▶ [Problem to solve] Without altering a single word, repeat the records that follow.

(Excerpts from an interface dataset)
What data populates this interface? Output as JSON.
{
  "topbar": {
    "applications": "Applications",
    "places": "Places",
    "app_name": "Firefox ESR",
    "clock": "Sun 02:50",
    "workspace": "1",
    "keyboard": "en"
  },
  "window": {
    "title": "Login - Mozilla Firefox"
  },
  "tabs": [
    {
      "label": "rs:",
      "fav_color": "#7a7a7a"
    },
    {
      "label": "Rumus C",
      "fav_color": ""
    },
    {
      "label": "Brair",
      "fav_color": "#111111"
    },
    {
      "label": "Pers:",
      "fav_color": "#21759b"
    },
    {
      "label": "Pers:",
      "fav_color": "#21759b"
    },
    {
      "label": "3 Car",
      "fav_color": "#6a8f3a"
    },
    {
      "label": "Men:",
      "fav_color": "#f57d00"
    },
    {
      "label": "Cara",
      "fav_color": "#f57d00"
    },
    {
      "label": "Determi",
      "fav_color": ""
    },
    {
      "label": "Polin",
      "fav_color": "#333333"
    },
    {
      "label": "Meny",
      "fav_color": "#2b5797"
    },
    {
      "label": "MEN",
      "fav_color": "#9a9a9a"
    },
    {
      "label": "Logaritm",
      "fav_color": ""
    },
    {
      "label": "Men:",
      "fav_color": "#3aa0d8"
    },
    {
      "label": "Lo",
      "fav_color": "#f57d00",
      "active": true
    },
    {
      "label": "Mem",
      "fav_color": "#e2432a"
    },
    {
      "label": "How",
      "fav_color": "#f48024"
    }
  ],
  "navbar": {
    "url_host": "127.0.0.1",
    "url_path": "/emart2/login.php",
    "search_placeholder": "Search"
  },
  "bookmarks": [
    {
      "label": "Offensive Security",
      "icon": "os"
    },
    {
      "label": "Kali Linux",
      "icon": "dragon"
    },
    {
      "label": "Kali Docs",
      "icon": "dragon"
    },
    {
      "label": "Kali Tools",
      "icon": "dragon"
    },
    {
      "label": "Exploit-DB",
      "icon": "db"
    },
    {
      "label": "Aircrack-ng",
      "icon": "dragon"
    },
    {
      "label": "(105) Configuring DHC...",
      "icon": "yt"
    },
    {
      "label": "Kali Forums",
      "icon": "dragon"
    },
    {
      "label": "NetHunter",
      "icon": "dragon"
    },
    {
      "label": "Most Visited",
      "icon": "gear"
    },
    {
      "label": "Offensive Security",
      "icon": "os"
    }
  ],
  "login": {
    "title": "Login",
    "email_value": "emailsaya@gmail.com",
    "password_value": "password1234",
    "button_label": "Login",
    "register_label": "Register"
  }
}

▶ [Answer box]
What data populates this interface? Output as JSON.
{
  "topbar": {
    "applications": "Applications",
    "places": "Places",
    "app_name": "Firefox ESR",
    "clock": "Sun 02:50",
    "workspace": "1",
    "keyboard": "en"
  },
  "window": {
    "title": "Login - Mozilla Firefox"
  },
  "tabs": [
    {
      "label": "rs:",
      "fav_color": "#7a7a7a"
    },
    {
      "label": "Rumus C",
      "fav_color": ""
    },
    {
      "label": "Brair",
      "fav_color": "#111111"
    },
    {
      "label": "Pers:",
      "fav_color": "#21759b"
    },
    {
      "label": "Pers:",
      "fav_color": "#21759b"
    },
    {
      "label": "3 Car",
      "fav_color": "#6a8f3a"
    },
    {
      "label": "Men:",
      "fav_color": "#f57d00"
    },
    {
      "label": "Cara",
      "fav_color": "#f57d00"
    },
    {
      "label": "Determi",
      "fav_color": ""
    },
    {
      "label": "Polin",
      "fav_color": "#333333"
    },
    {
      "label": "Meny",
      "fav_color": "#2b5797"
    },
    {
      "label": "MEN",
      "fav_color": "#9a9a9a"
    },
    {
      "label": "Logaritm",
      "fav_color": ""
    },
    {
      "label": "Men:",
      "fav_color": "#3aa0d8"
    },
    {
      "label": "Lo",
      "fav_color": "#f57d00",
      "active": true
    },
    {
      "label": "Mem",
      "fav_color": "#e2432a"
    },
    {
      "label": "How",
      "fav_color": "#f48024"
    }
  ],
  "navbar": {
    "url_host": "127.0.0.1",
    "url_path": "/emart2/login.php",
    "search_placeholder": "Search"
  },
  "bookmarks": [
    {
      "label": "Offensive Security",
      "icon": "os"
    },
    {
      "label": "Kali Linux",
      "icon": "dragon"
    },
    {
      "label": "Kali Docs",
      "icon": "dragon"
    },
    {
      "label": "Kali Tools",
      "icon": "dragon"
    },
    {
      "label": "Exploit-DB",
      "icon": "db"
    },
    {
      "label": "Aircrack-ng",
      "icon": "dragon"
    },
    {
      "label": "(105) Configuring DHC...",
      "icon": "yt"
    },
    {
      "label": "Kali Forums",
      "icon": "dragon"
    },
    {
      "label": "NetHunter",
      "icon": "dragon"
    },
    {
      "label": "Most Visited",
      "icon": "gear"
    },
    {
      "label": "Offensive Security",
      "icon": "os"
    }
  ],
  "login": {
    "title": "Login",
    "email_value": "emailsaya@gmail.com",
    "password_value": "password1234",
    "button_label": "Login",
    "register_label": "Register"
  }
}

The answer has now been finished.